▸ Provided records:

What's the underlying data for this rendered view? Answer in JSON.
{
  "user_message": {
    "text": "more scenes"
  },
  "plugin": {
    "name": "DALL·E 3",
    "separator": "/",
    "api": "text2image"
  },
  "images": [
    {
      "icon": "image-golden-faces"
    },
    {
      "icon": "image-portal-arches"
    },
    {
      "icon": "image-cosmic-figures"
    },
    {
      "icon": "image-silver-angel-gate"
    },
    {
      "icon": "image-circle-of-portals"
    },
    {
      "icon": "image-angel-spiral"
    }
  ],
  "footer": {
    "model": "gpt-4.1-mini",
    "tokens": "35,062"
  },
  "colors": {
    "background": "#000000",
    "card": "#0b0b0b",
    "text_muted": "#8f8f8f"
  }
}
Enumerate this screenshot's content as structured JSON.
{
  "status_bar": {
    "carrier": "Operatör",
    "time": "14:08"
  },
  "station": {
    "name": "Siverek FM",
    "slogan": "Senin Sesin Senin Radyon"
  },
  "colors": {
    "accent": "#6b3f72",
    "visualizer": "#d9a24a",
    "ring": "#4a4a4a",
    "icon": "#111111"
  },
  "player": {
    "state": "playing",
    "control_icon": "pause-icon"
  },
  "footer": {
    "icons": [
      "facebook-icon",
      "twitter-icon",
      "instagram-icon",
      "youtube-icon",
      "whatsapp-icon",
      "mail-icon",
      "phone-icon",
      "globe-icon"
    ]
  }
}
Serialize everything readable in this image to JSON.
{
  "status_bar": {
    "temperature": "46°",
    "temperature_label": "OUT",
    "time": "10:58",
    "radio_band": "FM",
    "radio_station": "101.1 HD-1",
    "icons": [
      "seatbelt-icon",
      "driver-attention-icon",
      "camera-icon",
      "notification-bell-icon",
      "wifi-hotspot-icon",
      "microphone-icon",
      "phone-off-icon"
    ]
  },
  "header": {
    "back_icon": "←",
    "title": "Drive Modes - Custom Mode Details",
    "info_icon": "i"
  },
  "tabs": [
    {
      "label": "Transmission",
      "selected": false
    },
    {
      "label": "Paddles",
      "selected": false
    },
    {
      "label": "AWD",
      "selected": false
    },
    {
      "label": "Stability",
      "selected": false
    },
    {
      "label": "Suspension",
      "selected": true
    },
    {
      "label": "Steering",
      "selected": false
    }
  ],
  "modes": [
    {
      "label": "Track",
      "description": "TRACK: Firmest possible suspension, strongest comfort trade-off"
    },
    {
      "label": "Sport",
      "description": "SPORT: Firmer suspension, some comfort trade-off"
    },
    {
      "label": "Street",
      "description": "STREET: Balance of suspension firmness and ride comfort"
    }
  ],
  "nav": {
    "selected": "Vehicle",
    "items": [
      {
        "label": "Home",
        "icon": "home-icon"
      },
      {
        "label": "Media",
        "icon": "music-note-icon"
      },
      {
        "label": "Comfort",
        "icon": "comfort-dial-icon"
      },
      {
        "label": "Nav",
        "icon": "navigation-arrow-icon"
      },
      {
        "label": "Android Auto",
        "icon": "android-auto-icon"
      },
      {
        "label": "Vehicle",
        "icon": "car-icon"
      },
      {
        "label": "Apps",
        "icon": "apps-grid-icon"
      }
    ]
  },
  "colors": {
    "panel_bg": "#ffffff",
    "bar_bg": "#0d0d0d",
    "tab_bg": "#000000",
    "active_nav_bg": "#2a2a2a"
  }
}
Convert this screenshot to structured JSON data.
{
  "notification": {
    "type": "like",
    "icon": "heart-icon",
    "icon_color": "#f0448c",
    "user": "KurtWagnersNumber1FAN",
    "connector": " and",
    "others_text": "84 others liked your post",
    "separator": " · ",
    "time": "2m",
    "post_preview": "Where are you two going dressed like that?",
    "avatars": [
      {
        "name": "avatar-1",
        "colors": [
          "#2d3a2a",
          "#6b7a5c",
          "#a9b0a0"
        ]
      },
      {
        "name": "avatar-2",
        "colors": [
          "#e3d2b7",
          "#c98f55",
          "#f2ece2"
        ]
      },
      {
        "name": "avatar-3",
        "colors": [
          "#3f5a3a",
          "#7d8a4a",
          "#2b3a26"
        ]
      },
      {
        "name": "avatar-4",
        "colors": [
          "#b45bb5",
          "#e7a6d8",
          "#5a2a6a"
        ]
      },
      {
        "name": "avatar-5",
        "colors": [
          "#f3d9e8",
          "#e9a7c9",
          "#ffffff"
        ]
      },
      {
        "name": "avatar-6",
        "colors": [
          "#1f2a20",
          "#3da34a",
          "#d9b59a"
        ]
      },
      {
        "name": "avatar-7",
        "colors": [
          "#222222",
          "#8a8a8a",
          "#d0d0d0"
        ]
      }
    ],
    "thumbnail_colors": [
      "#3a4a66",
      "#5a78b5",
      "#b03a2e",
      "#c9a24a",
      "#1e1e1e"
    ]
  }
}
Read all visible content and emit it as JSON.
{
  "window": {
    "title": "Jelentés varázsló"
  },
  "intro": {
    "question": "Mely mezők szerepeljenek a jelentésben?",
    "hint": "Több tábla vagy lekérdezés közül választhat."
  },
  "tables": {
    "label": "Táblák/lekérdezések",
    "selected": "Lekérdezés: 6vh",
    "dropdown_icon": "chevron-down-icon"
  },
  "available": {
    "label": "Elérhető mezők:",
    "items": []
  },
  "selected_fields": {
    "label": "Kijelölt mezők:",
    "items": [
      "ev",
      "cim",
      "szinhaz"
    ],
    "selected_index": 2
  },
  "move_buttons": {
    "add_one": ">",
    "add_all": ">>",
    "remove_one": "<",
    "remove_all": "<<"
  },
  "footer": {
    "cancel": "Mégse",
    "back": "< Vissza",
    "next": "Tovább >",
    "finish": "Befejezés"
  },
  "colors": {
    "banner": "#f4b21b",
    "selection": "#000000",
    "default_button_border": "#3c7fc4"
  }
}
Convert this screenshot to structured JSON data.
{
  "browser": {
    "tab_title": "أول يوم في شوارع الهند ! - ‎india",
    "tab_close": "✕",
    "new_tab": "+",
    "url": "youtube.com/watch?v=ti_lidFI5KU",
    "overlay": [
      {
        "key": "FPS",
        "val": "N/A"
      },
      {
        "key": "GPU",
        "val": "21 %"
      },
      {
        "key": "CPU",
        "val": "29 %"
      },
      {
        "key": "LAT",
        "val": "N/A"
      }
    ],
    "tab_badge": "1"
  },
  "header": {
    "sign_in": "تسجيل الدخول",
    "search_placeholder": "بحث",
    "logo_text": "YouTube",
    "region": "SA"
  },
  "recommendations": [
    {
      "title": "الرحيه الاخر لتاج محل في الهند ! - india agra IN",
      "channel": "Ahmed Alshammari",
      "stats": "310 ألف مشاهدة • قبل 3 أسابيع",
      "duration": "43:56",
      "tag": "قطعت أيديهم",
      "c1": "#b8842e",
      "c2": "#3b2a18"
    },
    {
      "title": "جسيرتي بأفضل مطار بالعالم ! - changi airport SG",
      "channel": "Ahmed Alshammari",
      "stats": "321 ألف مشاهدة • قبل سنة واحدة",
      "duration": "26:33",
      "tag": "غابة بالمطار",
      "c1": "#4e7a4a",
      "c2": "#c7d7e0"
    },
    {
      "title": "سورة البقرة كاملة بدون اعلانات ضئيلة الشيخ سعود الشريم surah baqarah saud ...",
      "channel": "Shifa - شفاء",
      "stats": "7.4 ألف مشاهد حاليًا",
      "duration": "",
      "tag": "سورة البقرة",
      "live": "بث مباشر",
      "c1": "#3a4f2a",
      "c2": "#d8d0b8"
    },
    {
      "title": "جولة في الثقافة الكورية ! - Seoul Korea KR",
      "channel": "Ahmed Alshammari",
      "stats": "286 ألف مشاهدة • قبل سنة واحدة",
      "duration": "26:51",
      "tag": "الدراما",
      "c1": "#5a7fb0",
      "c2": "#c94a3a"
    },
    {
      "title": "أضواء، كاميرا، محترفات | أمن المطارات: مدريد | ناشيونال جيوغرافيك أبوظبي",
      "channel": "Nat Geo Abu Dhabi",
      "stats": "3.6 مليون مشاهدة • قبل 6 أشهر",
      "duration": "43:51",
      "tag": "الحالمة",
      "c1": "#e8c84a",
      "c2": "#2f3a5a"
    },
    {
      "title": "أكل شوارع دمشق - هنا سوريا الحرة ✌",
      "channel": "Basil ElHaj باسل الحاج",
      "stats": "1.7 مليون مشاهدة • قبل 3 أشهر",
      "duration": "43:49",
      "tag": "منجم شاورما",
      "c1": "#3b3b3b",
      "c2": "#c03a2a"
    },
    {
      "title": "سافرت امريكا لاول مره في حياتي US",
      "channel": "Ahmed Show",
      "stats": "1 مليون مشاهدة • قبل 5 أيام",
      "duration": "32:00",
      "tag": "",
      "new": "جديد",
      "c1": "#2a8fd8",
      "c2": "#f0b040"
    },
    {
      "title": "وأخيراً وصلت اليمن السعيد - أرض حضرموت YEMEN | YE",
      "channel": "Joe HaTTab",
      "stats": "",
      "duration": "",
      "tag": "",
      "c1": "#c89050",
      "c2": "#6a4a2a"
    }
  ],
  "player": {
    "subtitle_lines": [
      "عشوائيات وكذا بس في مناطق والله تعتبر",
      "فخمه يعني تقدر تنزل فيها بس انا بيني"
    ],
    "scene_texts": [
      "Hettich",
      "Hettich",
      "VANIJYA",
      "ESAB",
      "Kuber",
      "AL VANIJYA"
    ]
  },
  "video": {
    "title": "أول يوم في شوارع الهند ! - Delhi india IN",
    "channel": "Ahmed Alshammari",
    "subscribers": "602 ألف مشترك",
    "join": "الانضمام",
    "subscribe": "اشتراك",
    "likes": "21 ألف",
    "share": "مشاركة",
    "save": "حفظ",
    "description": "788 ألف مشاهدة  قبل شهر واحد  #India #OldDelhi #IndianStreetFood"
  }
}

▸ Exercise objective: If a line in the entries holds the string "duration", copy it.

▸ Answer below:
      "duration": "43:56",
      "duration": "26:33",
      "duration": "",
      "duration": "26:51",
      "duration": "43:51",
      "duration": "43:49",
      "duration": "32:00",
      "duration": "",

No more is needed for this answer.